By Elbert Aull, Portland Press Herald Writer
SANFORD — A hazardous-waste expert incinerated a potentially explosive chemical in the woods near Sanford High School on Friday, a day after the material was found in a chemistry lab. The substance turned up Thursday afternoon during a routine chemical inspection. Fire officials closed a wing of the school and summoned the state Department of Environmental Protection.
No one was harmed, but the incident has school department officials asking for help monitoring chemicals in school, some of which become increasingly dangerous as they age.
The substance, an out-of-date jar of potassium metal, may have been overlooked in two recent chemical inspections, said school officials, who had no idea how long the material was in the lab.
“There are issues like this in schools, and we are aware of it,” said Superintendent John “Jack” Turcotte.
Turcotte said a chemical-hygiene consultant discovered the approximately 12-ounce jar in a locked storage closet during an inspection that took place hours after school let out for holiday break Thursday. School and fire officials cordoned off an entire wing of the school after the discovery in Room 205, he said.
About a dozen employees were at school when the compound was destroyed Friday, but no students were present, school officials said.
Potassium metal was once used in classroom experiments that have been replaced with instructional videos, he said. The compound has a shelf life of a few months, Turcotte said, and the sample found in Sanford had expired.
The substance, which looks like rock salt, becomes dangerous when it expires because the surrounding oil lubricant evaporates, said Assistant Fire Chief Jeff Rowe. Without the lubricant, potassium metal could react violently with water, creating a poisonous gas, or explode if it contacts moist air.
“If (the container) had been opened . . . it would have been a much bigger incident,” Rowe said.
The discovery came at a time when schools and state officials are working to rid chemistry labs throughout the state of expired and dangerous materials.
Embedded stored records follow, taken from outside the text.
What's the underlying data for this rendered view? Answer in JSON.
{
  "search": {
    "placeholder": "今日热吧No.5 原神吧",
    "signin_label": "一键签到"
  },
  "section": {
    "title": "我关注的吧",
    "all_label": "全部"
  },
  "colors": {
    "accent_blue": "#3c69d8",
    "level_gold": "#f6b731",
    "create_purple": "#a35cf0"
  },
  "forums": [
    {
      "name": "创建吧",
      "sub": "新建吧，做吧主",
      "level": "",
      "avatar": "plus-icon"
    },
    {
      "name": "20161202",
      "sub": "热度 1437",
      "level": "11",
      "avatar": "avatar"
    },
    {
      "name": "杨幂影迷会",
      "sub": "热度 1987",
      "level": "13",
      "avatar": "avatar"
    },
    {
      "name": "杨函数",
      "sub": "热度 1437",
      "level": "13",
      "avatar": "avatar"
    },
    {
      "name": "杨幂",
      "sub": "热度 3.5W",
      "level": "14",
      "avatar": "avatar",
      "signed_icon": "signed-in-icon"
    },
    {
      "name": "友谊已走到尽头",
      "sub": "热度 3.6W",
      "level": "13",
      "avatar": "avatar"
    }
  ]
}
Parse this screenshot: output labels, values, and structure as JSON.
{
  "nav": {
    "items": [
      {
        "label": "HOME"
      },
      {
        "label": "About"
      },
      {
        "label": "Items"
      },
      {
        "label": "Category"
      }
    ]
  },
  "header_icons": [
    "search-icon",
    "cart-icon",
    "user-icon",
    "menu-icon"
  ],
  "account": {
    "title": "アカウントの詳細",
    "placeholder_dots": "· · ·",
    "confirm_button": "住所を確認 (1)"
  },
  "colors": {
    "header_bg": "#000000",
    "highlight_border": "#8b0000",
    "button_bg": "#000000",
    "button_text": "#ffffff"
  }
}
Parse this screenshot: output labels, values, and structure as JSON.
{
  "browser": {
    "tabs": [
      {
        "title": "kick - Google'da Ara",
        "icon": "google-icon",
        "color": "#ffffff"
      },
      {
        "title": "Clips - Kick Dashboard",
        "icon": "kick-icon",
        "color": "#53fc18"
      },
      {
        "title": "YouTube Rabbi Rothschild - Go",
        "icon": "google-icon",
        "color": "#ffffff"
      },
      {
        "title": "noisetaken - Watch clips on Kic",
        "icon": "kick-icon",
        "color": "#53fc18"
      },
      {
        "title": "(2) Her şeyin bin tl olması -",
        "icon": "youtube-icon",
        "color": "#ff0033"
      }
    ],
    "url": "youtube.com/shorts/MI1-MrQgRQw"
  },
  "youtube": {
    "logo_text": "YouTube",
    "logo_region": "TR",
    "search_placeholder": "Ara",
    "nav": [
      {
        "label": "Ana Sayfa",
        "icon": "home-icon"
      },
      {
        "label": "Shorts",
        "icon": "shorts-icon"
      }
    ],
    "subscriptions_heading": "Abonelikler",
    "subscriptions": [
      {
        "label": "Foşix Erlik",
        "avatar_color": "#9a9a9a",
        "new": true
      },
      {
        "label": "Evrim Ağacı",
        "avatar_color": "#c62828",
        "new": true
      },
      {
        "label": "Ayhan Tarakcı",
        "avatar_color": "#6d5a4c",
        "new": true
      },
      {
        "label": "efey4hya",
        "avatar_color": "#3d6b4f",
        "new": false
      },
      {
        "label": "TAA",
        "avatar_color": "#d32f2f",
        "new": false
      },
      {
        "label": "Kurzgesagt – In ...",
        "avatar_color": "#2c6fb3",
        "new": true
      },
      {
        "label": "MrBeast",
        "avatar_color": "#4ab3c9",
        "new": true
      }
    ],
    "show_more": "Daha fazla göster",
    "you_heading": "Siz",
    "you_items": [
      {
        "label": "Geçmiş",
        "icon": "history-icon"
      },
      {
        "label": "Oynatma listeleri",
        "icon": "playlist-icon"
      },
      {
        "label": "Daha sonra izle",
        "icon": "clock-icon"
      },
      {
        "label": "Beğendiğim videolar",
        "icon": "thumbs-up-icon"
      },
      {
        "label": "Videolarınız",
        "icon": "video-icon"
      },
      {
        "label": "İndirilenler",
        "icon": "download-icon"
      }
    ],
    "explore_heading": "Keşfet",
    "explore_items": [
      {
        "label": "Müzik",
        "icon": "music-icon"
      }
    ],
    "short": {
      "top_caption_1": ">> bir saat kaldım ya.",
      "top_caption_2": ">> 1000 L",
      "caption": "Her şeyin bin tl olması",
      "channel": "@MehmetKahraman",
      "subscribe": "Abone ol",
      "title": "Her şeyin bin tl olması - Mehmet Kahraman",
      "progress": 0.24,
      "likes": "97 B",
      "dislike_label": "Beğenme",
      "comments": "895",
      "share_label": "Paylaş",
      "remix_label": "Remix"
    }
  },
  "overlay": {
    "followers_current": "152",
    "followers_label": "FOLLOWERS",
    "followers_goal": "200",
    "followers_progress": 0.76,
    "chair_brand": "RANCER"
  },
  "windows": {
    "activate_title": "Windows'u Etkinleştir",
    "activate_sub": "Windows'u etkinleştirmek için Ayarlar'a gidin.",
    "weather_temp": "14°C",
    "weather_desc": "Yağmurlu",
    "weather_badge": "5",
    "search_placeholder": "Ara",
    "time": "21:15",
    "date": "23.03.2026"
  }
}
In November 2004, a Maine State Police bomb squad detonated three containers of decade-old ethyl ether in Kittery. The chemicals were found during an inventory of Traip Academy’s science labs and could have caused a major explosion under the right circumstances.
A recent program designed to rid Maine schools of mercury uncovered large amounts of hazardous waste in science labs, art and vocational classrooms, maintenance closets and nurses’s stations throughout the state.
State officials found chemicals that could be combined to make mustard gas in some schools and radioactive materials in more than a dozen others.
Reports from the program, which eventually ran out of funding, sparked two legislative proposals to revive the cleanup earlier this year. One calling for a $2 million bond question was killed in the Senate. Another proposed subsidizing the cleanup with a 30-cent tax on containers of general-use pesticide. In the end, the Legislature created a statewide task force to evaluate waste management and cleanup efforts at schools.
The task force will report to the Legislature next month, said Turcotte, who is a member.
Turcotte said he wants legislators to fund regional “environmental safety officers” who would assist schools with air quality, pest control and hazardous waste issues. He noted the dangerous chemical destroyed Friday may have been overlooked when the school was cleaned out two or three years ago. He added that his school sent a chemical inventory to the state this fall.
“Somebody’s missed this,” Turcotte said of the expired material. He said his school system charges teachers with monitoring chemicals, but has not yet appointed an official chemical-hygiene specialist as required by the state Department of Education.
Turcotte said he doesn’t expect disciplinary measures against the chemistry teachers.
Education Commissioner Susan Gendron said the state held a conference in October for school systems’s chemical-monitoring personnel. Asked about Turcotte’s suggestion for regional safety officers, Gendron stressed that any such program would require additional state funding.
“That would require legislative action, because I currently don’t have the staff,” she said.
Staff Writer Elbert Aull can be contacted at 324-4888 or at:firstname.lastname@example.org